How to complete this task:
Print the entries in full, word for word, but not the pictures.

START Data provided

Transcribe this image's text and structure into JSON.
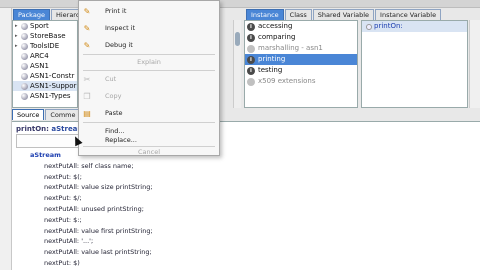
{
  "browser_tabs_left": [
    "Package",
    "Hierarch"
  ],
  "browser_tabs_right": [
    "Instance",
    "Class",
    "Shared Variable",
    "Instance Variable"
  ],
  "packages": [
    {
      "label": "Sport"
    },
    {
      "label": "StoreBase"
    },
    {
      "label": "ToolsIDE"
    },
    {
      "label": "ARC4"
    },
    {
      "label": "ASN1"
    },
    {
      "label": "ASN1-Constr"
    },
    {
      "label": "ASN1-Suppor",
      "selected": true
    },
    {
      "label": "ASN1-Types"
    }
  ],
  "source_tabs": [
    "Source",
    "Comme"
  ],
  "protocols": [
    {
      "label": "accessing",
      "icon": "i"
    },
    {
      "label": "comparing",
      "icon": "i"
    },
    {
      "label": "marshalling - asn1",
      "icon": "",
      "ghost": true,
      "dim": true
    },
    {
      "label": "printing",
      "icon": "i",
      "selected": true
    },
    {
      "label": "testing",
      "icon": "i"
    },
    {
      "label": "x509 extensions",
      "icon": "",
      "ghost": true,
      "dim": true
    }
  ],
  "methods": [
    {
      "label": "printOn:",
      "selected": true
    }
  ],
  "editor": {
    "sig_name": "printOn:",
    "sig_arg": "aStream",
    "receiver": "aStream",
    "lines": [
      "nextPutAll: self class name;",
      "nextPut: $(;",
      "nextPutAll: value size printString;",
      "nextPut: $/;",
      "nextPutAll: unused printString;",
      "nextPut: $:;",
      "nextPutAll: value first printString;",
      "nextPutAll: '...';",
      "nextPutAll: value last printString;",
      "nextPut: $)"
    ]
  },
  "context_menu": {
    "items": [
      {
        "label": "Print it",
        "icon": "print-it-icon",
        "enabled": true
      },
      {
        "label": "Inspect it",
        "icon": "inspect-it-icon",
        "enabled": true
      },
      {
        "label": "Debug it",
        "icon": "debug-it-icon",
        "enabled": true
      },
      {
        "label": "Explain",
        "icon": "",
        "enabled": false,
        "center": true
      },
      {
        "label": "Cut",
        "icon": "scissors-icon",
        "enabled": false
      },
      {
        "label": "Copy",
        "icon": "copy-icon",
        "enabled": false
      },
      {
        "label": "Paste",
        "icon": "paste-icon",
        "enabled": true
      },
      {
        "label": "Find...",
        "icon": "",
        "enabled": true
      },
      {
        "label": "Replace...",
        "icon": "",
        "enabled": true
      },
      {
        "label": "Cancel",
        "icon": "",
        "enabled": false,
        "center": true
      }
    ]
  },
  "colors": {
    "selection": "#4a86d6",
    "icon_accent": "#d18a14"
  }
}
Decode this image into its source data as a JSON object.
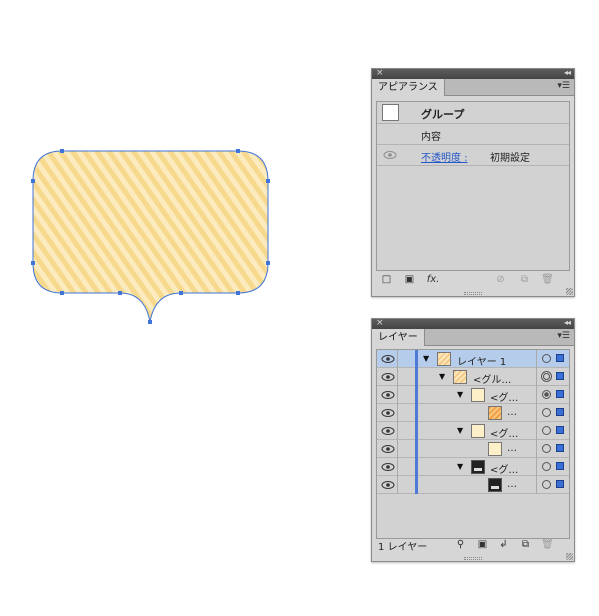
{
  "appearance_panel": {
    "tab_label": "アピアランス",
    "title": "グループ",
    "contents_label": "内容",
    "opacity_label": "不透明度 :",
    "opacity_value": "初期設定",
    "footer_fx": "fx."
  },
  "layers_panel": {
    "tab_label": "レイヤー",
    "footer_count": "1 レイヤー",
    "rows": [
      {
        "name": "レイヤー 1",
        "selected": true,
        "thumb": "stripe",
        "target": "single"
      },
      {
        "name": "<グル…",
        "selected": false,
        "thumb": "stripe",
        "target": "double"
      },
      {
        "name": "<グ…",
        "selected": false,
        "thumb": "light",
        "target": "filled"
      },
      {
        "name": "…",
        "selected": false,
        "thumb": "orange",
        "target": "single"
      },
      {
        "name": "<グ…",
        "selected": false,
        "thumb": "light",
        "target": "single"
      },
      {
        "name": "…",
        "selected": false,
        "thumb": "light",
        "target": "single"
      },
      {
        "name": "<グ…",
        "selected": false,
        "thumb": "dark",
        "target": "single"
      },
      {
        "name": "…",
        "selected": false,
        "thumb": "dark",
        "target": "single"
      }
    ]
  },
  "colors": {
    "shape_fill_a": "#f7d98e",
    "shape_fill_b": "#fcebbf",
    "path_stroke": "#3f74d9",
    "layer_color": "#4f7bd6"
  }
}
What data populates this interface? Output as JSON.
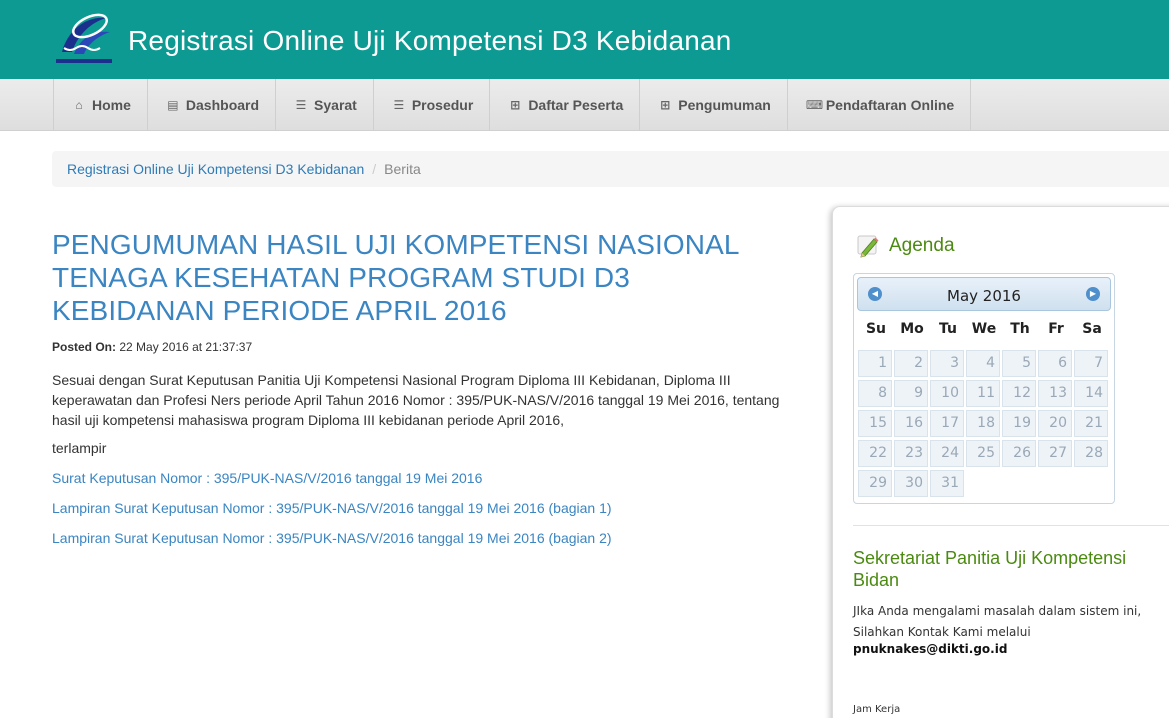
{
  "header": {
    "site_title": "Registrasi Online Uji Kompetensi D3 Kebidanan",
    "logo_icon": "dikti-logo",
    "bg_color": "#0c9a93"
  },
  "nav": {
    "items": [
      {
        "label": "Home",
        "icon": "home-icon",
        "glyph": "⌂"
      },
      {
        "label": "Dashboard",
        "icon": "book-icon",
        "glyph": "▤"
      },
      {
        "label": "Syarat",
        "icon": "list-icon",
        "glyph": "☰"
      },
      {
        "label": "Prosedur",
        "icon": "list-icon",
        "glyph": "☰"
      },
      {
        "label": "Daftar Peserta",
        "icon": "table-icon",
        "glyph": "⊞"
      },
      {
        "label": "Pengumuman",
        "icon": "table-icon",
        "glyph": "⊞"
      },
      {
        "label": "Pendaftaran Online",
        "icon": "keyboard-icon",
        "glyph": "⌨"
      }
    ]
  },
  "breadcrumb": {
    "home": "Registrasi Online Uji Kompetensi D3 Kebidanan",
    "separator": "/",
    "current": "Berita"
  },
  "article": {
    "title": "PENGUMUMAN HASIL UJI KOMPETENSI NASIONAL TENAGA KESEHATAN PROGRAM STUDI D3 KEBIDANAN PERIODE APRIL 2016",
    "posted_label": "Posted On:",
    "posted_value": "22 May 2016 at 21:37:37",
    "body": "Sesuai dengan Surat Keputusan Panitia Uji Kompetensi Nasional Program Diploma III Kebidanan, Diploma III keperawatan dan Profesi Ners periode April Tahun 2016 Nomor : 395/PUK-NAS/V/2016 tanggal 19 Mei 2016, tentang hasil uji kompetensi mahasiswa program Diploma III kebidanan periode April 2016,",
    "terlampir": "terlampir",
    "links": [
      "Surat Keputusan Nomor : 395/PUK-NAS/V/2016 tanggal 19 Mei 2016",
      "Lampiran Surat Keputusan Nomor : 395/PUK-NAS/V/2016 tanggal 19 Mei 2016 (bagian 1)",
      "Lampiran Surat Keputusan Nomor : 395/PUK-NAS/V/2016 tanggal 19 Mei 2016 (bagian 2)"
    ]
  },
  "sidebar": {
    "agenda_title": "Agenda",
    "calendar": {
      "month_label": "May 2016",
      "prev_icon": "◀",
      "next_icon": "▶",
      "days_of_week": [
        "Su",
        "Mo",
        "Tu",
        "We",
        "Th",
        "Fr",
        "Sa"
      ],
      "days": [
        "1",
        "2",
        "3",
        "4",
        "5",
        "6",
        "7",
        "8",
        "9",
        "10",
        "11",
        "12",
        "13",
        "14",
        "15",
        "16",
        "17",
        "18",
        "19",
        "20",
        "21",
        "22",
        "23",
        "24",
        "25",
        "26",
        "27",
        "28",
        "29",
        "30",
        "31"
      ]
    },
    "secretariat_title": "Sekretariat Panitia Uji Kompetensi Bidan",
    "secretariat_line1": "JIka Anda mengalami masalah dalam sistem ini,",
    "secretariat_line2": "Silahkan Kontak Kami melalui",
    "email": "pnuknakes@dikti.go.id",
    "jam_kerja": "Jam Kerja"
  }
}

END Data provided

Answer to this task:
Transcribe this image's text and structure into JSON.
{
  "browser_tabs_left": [
    "Package",
    "Hierarch"
  ],
  "browser_tabs_right": [
    "Instance",
    "Class",
    "Shared Variable",
    "Instance Variable"
  ],
  "packages": [
    {
      "label": "Sport"
    },
    {
      "label": "StoreBase"
    },
    {
      "label": "ToolsIDE"
    },
    {
      "label": "ARC4"
    },
    {
      "label": "ASN1"
    },
    {
      "label": "ASN1-Constr"
    },
    {
      "label": "ASN1-Suppor",
      "selected": true
    },
    {
      "label": "ASN1-Types"
    }
  ],
  "source_tabs": [
    "Source",
    "Comme"
  ],
  "protocols": [
    {
      "label": "accessing",
      "icon": "i"
    },
    {
      "label": "comparing",
      "icon": "i"
    },
    {
      "label": "marshalling - asn1",
      "icon": "",
      "ghost": true,
      "dim": true
    },
    {
      "label": "printing",
      "icon": "i",
      "selected": true
    },
    {
      "label": "testing",
      "icon": "i"
    },
    {
      "label": "x509 extensions",
      "icon": "",
      "ghost": true,
      "dim": true
    }
  ],
  "methods": [
    {
      "label": "printOn:",
      "selected": true
    }
  ],
  "editor": {
    "sig_name": "printOn:",
    "sig_arg": "aStream",
    "receiver": "aStream",
    "lines": [
      "nextPutAll: self class name;",
      "nextPut: $(;",
      "nextPutAll: value size printString;",
      "nextPut: $/;",
      "nextPutAll: unused printString;",
      "nextPut: $:;",
      "nextPutAll: value first printString;",
      "nextPutAll: '...';",
      "nextPutAll: value last printString;",
      "nextPut: $)"
    ]
  },
  "context_menu": {
    "items": [
      {
        "label": "Print it",
        "icon": "print-it-icon",
        "enabled": true
      },
      {
        "label": "Inspect it",
        "icon": "inspect-it-icon",
        "enabled": true
      },
      {
        "label": "Debug it",
        "icon": "debug-it-icon",
        "enabled": true
      },
      {
        "label": "Explain",
        "icon": "",
        "enabled": false,
        "center": true
      },
      {
        "label": "Cut",
        "icon": "scissors-icon",
        "enabled": false
      },
      {
        "label": "Copy",
        "icon": "copy-icon",
        "enabled": false
      },
      {
        "label": "Paste",
        "icon": "paste-icon",
        "enabled": true
      },
      {
        "label": "Find...",
        "icon": "",
        "enabled": true
      },
      {
        "label": "Replace...",
        "icon": "",
        "enabled": true
      },
      {
        "label": "Cancel",
        "icon": "",
        "enabled": false,
        "center": true
      }
    ]
  },
  "colors": {
    "selection": "#4a86d6",
    "icon_accent": "#d18a14"
  }
}
Decode this image into its source data as a JSON object.
{
  "appearance_panel": {
    "tab_label": "アピアランス",
    "title": "グループ",
    "contents_label": "内容",
    "opacity_label": "不透明度 :",
    "opacity_value": "初期設定",
    "footer_fx": "fx."
  },
  "layers_panel": {
    "tab_label": "レイヤー",
    "footer_count": "1 レイヤー",
    "rows": [
      {
        "name": "レイヤー 1",
        "selected": true,
        "thumb": "stripe",
        "target": "single"
      },
      {
        "name": "<グル…",
        "selected": false,
        "thumb": "stripe",
        "target": "double"
      },
      {
        "name": "<グ…",
        "selected": false,
        "thumb": "light",
        "target": "filled"
      },
      {
        "name": "…",
        "selected": false,
        "thumb": "orange",
        "target": "single"
      },
      {
        "name": "<グ…",
        "selected": false,
        "thumb": "light",
        "target": "single"
      },
      {
        "name": "…",
        "selected": false,
        "thumb": "light",
        "target": "single"
      },
      {
        "name": "<グ…",
        "selected": false,
        "thumb": "dark",
        "target": "single"
      },
      {
        "name": "…",
        "selected": false,
        "thumb": "dark",
        "target": "single"
      }
    ]
  },
  "colors": {
    "shape_fill_a": "#f7d98e",
    "shape_fill_b": "#fcebbf",
    "path_stroke": "#3f74d9",
    "layer_color": "#4f7bd6"
  }
}
What data populates this interface? Output as JSON.
{
  "header": {
    "site_title": "Registrasi Online Uji Kompetensi D3 Kebidanan",
    "logo_icon": "dikti-logo",
    "bg_color": "#0c9a93"
  },
  "nav": {
    "items": [
      {
        "label": "Home",
        "icon": "home-icon",
        "glyph": "⌂"
      },
      {
        "label": "Dashboard",
        "icon": "book-icon",
        "glyph": "▤"
      },
      {
        "label": "Syarat",
        "icon": "list-icon",
        "glyph": "☰"
      },
      {
        "label": "Prosedur",
        "icon": "list-icon",
        "glyph": "☰"
      },
      {
        "label": "Daftar Peserta",
        "icon": "table-icon",
        "glyph": "⊞"
      },
      {
        "label": "Pengumuman",
        "icon": "table-icon",
        "glyph": "⊞"
      },
      {
        "label": "Pendaftaran Online",
        "icon": "keyboard-icon",
        "glyph": "⌨"
      }
    ]
  },
  "breadcrumb": {
    "home": "Registrasi Online Uji Kompetensi D3 Kebidanan",
    "separator": "/",
    "current": "Berita"
  },
  "article": {
    "title": "PENGUMUMAN HASIL UJI KOMPETENSI NASIONAL TENAGA KESEHATAN PROGRAM STUDI D3 KEBIDANAN PERIODE APRIL 2016",
    "posted_label": "Posted On:",
    "posted_value": "22 May 2016 at 21:37:37",
    "body": "Sesuai dengan Surat Keputusan Panitia Uji Kompetensi Nasional Program Diploma III Kebidanan, Diploma III keperawatan dan Profesi Ners periode April Tahun 2016 Nomor : 395/PUK-NAS/V/2016 tanggal 19 Mei 2016, tentang hasil uji kompetensi mahasiswa program Diploma III kebidanan periode April 2016,",
    "terlampir": "terlampir",
    "links": [
      "Surat Keputusan Nomor : 395/PUK-NAS/V/2016 tanggal 19 Mei 2016",
      "Lampiran Surat Keputusan Nomor : 395/PUK-NAS/V/2016 tanggal 19 Mei 2016 (bagian 1)",
      "Lampiran Surat Keputusan Nomor : 395/PUK-NAS/V/2016 tanggal 19 Mei 2016 (bagian 2)"
    ]
  },
  "sidebar": {
    "agenda_title": "Agenda",
    "calendar": {
      "month_label": "May 2016",
      "prev_icon": "◀",
      "next_icon": "▶",
      "days_of_week": [
        "Su",
        "Mo",
        "Tu",
        "We",
        "Th",
        "Fr",
        "Sa"
      ],
      "days": [
        "1",
        "2",
        "3",
        "4",
        "5",
        "6",
        "7",
        "8",
        "9",
        "10",
        "11",
        "12",
        "13",
        "14",
        "15",
        "16",
        "17",
        "18",
        "19",
        "20",
        "21",
        "22",
        "23",
        "24",
        "25",
        "26",
        "27",
        "28",
        "29",
        "30",
        "31"
      ]
    },
    "secretariat_title": "Sekretariat Panitia Uji Kompetensi Bidan",
    "secretariat_line1": "JIka Anda mengalami masalah dalam sistem ini,",
    "secretariat_line2": "Silahkan Kontak Kami melalui",
    "email": "pnuknakes@dikti.go.id",
    "jam_kerja": "Jam Kerja"
  }
}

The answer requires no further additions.